## YOUR GOAL
When you have gone through the records below, state only how many lines include the word "label".

[[ PROVIDED DATA, beginning ]]

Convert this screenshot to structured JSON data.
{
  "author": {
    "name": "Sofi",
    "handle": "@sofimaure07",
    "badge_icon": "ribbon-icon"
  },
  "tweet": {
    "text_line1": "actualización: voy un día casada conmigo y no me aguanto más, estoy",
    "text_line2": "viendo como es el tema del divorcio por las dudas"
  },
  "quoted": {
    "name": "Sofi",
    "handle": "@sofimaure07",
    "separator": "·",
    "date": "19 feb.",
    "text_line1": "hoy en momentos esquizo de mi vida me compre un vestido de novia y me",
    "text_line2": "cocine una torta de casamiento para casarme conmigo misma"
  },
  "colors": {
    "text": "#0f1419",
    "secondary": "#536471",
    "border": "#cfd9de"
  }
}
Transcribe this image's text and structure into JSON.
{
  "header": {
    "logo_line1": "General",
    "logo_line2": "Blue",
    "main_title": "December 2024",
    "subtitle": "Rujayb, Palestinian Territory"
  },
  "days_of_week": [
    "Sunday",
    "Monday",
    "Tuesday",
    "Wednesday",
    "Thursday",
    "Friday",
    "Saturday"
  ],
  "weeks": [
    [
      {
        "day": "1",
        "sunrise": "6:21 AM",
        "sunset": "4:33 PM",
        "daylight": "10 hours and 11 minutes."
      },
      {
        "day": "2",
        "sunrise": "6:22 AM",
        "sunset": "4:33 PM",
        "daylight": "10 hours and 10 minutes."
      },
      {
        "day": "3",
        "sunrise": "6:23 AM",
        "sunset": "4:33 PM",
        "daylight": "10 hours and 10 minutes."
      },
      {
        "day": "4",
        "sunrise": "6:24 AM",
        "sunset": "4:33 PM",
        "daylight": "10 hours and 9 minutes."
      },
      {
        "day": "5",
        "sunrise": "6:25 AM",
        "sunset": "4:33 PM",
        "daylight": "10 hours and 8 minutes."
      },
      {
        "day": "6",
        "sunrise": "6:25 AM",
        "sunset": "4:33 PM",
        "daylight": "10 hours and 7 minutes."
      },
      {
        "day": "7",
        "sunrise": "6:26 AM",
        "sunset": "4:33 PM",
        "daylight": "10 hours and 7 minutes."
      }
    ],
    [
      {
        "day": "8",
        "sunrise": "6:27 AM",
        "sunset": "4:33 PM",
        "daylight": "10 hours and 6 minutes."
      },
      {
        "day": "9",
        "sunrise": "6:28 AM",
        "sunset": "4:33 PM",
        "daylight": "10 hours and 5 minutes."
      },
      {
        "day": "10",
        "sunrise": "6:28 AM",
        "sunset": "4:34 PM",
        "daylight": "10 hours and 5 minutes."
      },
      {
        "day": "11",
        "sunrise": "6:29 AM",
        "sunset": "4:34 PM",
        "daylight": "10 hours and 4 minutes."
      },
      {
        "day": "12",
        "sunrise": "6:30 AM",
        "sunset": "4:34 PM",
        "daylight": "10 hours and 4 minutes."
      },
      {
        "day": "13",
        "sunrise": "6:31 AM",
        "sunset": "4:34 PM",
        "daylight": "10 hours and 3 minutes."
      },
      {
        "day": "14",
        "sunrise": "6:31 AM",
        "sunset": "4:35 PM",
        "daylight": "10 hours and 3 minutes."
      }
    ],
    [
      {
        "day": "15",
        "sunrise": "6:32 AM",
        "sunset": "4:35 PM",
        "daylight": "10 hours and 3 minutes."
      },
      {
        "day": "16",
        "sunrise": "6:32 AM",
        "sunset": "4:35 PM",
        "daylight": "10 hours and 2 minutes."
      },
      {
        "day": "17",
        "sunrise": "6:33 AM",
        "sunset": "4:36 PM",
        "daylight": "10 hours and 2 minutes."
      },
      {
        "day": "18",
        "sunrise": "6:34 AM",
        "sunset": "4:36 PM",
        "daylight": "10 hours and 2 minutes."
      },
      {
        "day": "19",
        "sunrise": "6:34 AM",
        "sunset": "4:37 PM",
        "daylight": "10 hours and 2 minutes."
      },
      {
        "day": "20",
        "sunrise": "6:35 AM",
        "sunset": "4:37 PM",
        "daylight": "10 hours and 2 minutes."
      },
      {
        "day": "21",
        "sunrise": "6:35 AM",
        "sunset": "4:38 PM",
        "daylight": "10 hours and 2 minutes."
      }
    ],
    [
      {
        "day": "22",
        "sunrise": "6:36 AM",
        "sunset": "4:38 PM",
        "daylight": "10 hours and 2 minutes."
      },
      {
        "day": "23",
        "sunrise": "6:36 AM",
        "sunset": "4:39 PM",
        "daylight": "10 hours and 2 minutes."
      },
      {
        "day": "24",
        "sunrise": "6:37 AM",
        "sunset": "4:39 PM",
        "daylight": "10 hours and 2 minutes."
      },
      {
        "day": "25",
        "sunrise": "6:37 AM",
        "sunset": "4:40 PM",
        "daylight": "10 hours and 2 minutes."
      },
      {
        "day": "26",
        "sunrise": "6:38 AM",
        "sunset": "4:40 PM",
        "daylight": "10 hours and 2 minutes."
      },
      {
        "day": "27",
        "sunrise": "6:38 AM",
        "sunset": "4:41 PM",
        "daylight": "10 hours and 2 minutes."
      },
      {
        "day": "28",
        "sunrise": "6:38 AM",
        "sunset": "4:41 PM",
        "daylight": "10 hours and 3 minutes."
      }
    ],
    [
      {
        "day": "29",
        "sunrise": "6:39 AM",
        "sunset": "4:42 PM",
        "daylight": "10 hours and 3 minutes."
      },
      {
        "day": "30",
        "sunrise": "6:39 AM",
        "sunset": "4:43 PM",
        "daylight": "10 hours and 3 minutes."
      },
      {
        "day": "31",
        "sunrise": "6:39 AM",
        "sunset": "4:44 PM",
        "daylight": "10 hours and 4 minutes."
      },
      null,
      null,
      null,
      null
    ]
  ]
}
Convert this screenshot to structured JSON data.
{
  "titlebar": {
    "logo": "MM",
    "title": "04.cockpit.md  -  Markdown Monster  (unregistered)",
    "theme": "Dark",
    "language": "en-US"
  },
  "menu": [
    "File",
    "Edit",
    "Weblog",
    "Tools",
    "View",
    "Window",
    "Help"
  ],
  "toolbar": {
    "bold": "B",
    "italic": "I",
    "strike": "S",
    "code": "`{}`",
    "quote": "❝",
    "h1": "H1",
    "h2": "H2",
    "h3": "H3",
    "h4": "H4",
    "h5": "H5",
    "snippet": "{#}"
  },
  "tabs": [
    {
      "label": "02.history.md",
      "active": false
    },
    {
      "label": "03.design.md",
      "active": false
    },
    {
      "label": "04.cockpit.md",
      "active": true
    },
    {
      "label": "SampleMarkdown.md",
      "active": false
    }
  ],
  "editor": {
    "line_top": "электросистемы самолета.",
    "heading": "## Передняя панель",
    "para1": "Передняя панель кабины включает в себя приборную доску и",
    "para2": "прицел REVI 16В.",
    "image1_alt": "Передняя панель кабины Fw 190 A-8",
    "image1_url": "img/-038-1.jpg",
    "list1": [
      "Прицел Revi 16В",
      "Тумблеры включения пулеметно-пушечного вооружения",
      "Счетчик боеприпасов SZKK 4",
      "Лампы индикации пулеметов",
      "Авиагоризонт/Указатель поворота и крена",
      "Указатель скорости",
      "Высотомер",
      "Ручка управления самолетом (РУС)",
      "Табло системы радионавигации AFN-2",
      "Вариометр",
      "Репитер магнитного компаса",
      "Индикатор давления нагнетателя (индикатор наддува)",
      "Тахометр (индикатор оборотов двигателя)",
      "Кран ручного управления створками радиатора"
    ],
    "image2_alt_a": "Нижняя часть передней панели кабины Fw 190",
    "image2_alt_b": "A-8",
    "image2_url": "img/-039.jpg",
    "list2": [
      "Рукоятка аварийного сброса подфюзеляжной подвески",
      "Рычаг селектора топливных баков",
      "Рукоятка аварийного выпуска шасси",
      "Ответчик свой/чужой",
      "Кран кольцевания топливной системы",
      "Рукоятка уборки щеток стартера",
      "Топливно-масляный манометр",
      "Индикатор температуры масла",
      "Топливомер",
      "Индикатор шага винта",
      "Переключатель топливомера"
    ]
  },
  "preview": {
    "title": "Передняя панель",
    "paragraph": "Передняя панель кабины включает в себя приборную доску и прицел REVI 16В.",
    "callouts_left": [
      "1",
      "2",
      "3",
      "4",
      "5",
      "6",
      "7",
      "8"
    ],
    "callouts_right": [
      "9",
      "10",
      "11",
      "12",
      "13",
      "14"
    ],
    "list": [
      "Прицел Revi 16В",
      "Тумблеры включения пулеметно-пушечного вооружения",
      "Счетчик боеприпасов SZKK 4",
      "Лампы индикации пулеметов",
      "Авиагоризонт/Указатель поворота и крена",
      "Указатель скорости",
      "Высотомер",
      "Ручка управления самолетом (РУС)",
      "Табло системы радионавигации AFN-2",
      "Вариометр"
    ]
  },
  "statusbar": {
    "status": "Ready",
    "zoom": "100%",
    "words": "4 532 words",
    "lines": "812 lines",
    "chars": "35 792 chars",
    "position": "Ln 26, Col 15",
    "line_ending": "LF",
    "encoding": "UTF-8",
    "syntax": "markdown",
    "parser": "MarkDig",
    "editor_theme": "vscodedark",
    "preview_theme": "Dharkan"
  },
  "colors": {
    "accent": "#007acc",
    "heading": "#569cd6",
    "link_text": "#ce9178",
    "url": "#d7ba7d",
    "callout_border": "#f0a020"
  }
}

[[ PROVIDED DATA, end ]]

## REPLY
4